I am very glad that Collins stood up for Sessions, and I think we are all very fortunate that she is our senator.

Becky Morris

Waterville

Repealing Obamacare will destroy lives

Eliminating the Affordable Care Act is not only morally wrong, but it doesn’t even make sense. When we eliminate the ability of individuals to access health care, we reduce their lifespan and quality of life.

When people don’t have health care, they don’t seek help for a very long time, and they wind up in the emergency room, which is more expensive. By that time, the disease is likely much more advanced and much more expensive to treat. This is not the way to do health care.

Additionally, we are destroying people’s lives by allowing cancer, infections, diabetes, chronic pain, mental illness and other problems to go unchecked.

That’s why Sen. Susan Collins should support protecting the Affordable Care Act or ensuring that any replacement will be immediate and cover everyone.

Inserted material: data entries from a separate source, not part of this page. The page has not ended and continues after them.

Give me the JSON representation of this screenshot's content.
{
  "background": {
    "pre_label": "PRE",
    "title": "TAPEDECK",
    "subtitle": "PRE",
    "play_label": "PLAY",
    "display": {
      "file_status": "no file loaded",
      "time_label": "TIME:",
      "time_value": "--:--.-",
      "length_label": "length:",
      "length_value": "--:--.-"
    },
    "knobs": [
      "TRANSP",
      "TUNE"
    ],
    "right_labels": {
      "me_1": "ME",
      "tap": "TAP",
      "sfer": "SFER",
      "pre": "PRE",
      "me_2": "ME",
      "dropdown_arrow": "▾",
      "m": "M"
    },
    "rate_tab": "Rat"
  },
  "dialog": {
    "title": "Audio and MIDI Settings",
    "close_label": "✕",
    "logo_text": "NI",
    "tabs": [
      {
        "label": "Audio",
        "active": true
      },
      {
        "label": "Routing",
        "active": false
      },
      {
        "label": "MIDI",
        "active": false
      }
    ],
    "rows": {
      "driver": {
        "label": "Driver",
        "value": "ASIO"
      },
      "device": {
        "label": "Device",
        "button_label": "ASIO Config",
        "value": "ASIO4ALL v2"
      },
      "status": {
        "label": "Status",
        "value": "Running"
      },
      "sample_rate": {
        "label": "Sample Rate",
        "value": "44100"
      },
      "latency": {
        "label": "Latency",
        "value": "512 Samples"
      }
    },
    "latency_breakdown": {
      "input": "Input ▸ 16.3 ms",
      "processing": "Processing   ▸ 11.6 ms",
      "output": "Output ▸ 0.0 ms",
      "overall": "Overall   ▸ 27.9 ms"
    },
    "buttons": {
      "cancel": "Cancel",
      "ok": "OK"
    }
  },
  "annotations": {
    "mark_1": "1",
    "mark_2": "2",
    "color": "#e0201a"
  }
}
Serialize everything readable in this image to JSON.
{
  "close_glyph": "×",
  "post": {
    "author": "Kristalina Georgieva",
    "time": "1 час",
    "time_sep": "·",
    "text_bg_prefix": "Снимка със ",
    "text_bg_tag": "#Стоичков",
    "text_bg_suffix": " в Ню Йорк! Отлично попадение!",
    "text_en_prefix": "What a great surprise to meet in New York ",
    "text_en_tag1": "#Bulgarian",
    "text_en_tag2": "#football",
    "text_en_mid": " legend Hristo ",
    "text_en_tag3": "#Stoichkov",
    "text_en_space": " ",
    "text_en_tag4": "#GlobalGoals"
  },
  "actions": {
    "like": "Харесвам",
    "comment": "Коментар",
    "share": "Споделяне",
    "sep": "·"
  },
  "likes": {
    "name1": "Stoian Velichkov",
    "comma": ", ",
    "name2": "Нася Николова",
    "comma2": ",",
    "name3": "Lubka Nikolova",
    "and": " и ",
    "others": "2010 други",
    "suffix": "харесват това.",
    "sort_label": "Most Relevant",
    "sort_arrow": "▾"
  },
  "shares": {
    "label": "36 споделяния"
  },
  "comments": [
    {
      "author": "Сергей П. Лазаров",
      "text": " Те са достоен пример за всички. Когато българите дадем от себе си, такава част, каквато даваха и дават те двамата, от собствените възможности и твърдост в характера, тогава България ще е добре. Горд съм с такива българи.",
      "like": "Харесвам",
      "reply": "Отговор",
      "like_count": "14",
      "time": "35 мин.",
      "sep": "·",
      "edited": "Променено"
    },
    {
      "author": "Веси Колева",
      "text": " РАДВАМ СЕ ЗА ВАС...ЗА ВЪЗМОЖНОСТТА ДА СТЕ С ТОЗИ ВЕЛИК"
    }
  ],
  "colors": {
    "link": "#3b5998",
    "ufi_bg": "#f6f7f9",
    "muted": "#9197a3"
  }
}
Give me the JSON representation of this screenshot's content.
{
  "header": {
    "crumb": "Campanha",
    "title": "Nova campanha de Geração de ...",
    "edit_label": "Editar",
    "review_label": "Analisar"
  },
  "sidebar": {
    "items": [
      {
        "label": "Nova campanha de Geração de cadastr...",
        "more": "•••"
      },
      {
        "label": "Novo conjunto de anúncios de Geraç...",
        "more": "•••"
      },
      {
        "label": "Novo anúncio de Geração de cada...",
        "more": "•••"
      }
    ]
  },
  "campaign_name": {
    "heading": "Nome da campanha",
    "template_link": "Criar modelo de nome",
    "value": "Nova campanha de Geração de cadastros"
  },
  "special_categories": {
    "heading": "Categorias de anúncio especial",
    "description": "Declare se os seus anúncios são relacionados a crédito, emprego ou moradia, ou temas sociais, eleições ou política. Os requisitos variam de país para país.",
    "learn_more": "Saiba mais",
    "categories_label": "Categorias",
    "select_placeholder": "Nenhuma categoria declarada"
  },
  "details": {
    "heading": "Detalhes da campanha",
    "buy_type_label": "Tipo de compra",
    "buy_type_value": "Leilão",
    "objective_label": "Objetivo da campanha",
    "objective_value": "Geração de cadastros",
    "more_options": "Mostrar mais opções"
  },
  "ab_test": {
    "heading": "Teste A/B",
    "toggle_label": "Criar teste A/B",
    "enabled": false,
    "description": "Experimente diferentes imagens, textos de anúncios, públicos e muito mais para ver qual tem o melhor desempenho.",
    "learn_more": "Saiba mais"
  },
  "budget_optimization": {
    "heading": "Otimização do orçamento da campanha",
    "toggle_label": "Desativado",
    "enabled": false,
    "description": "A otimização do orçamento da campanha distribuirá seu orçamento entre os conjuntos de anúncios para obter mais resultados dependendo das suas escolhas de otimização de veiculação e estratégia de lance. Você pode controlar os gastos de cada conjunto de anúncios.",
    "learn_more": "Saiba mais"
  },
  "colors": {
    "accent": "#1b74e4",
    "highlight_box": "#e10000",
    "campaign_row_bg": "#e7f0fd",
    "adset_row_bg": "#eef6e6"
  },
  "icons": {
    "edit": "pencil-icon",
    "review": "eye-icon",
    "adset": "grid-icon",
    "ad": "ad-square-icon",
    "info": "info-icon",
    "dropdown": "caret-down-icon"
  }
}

Lee Giles

Veazie

Obamacare helps disabled Mainers

In the debate over the Affordable Care Act, a large group of people who often are overlooked in the debate are the disabled.

Many know that once someone becomes disabled, she often has access to health care, but when she is in the process of applying, she is paying for her doctors’ visits out of pocket. The process for qualifying for disability can sometimes take years, and during that time, often in the early stages of battling health issues, people are left with inadequate medical care or a mountain of debt.

But with the Affordable Care Act, Medicaid expansion (in states where it has expanded) allows people in that process to receive adequate medical care and to receive the necessary proof of their disability in the first place.

Here in Maine, we’ve already seen the ramifications of Medicaid not being expanded. People drop out of the workforce because they can’t manage their illnesses. People become permanently disabled because they couldn’t access early treatment, and people with mental health disabilities are unable to access the services that keep them going.

That’s why we need our entire congressional delegation to protect the Affordable Care Act. Then, this year, Maine needs to expand Medicaid to our 70,000 friends, family and neighbors.

Gail Crowley

Bangor